◆ **Aim of the exercise**: Which lines in the records below contain the word "あまりした事の無いオナで大声で逝っちゃうo"? Copy each one out.

◆ **Data section**:

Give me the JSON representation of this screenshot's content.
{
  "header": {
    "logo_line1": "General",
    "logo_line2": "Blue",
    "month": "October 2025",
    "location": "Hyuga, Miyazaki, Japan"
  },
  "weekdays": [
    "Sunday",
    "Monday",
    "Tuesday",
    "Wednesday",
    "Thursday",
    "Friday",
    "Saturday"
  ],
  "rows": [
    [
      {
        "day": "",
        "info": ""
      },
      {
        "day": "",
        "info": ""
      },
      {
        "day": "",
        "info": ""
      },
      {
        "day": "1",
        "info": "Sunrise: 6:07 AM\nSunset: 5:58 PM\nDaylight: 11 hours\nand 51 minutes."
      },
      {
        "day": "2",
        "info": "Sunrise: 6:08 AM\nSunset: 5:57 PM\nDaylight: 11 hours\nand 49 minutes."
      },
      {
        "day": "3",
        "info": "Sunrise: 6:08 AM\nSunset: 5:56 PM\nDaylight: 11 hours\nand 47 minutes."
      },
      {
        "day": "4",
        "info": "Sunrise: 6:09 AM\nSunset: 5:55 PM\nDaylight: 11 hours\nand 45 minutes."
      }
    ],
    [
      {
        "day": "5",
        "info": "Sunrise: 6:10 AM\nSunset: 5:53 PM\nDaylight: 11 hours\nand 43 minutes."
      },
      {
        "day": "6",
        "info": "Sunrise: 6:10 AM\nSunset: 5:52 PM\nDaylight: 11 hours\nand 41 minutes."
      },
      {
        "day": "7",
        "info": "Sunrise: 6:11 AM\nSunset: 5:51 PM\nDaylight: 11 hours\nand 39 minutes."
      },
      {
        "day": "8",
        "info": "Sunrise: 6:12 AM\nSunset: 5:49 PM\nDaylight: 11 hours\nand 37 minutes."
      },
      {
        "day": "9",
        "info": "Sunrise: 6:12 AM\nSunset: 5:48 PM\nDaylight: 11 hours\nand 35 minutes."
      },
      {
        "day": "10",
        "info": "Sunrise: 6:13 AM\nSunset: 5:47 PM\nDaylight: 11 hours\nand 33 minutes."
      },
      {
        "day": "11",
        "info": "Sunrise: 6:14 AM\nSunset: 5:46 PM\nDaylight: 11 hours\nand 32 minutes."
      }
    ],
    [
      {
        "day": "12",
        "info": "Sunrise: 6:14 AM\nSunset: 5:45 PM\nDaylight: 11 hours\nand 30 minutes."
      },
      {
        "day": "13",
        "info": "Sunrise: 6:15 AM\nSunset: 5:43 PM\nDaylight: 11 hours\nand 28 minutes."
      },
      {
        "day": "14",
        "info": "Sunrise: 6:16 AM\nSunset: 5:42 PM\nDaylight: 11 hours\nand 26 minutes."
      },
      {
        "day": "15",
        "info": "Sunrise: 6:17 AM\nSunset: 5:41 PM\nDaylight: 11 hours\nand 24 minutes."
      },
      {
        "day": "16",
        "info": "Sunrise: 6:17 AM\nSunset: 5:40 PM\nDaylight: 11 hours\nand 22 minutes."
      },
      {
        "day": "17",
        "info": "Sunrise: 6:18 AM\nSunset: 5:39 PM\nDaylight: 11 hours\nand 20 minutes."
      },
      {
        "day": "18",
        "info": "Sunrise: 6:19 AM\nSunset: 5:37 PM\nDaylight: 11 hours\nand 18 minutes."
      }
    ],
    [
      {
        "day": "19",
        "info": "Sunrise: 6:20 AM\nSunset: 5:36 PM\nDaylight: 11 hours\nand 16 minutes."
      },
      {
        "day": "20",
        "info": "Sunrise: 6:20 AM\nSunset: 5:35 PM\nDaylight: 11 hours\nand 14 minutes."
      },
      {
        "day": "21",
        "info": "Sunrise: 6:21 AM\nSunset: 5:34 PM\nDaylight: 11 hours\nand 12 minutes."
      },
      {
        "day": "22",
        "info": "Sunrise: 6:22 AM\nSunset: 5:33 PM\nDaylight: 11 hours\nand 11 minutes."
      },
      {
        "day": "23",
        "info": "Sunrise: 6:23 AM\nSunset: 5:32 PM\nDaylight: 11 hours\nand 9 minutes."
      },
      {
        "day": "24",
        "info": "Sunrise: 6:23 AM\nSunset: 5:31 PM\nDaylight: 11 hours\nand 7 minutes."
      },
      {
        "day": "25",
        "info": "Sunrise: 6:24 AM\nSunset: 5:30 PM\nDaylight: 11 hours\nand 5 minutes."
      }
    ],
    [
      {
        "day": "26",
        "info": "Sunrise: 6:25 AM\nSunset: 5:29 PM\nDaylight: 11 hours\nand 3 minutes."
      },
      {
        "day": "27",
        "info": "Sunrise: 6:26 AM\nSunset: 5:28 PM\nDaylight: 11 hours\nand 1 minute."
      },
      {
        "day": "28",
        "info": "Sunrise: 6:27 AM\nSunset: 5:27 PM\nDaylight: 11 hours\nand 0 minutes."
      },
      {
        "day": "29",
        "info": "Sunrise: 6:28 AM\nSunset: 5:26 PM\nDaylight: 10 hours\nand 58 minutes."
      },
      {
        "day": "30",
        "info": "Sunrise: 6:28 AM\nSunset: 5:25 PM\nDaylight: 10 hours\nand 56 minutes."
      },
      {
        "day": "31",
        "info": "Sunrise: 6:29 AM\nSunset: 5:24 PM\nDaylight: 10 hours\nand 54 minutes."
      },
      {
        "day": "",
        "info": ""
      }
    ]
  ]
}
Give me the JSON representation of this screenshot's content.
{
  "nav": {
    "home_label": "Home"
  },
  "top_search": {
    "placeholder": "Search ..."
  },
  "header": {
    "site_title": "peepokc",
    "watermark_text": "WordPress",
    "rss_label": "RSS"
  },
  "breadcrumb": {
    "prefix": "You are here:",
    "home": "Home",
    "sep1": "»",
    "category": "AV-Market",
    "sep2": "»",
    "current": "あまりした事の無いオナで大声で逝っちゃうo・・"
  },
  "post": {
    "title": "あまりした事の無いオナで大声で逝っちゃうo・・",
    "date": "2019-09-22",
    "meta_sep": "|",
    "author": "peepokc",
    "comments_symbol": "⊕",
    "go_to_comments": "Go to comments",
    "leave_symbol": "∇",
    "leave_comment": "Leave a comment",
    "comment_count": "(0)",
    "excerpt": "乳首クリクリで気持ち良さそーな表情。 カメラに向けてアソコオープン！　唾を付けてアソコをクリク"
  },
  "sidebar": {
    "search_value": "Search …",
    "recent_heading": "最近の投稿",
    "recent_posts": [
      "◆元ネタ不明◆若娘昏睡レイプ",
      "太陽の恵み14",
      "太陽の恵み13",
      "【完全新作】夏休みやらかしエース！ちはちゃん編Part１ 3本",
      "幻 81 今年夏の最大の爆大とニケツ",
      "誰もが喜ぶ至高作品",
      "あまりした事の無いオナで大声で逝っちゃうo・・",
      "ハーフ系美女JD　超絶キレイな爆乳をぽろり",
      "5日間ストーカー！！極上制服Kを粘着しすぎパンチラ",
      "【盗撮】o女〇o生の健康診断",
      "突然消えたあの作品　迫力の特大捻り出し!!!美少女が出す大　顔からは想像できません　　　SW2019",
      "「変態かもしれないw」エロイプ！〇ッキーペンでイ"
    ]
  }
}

◆ **Problem solution**:
    "current": "あまりした事の無いオナで大声で逝っちゃうo・・"
    "title": "あまりした事の無いオナで大声で逝っちゃうo・・",
      "あまりした事の無いオナで大声で逝っちゃうo・・",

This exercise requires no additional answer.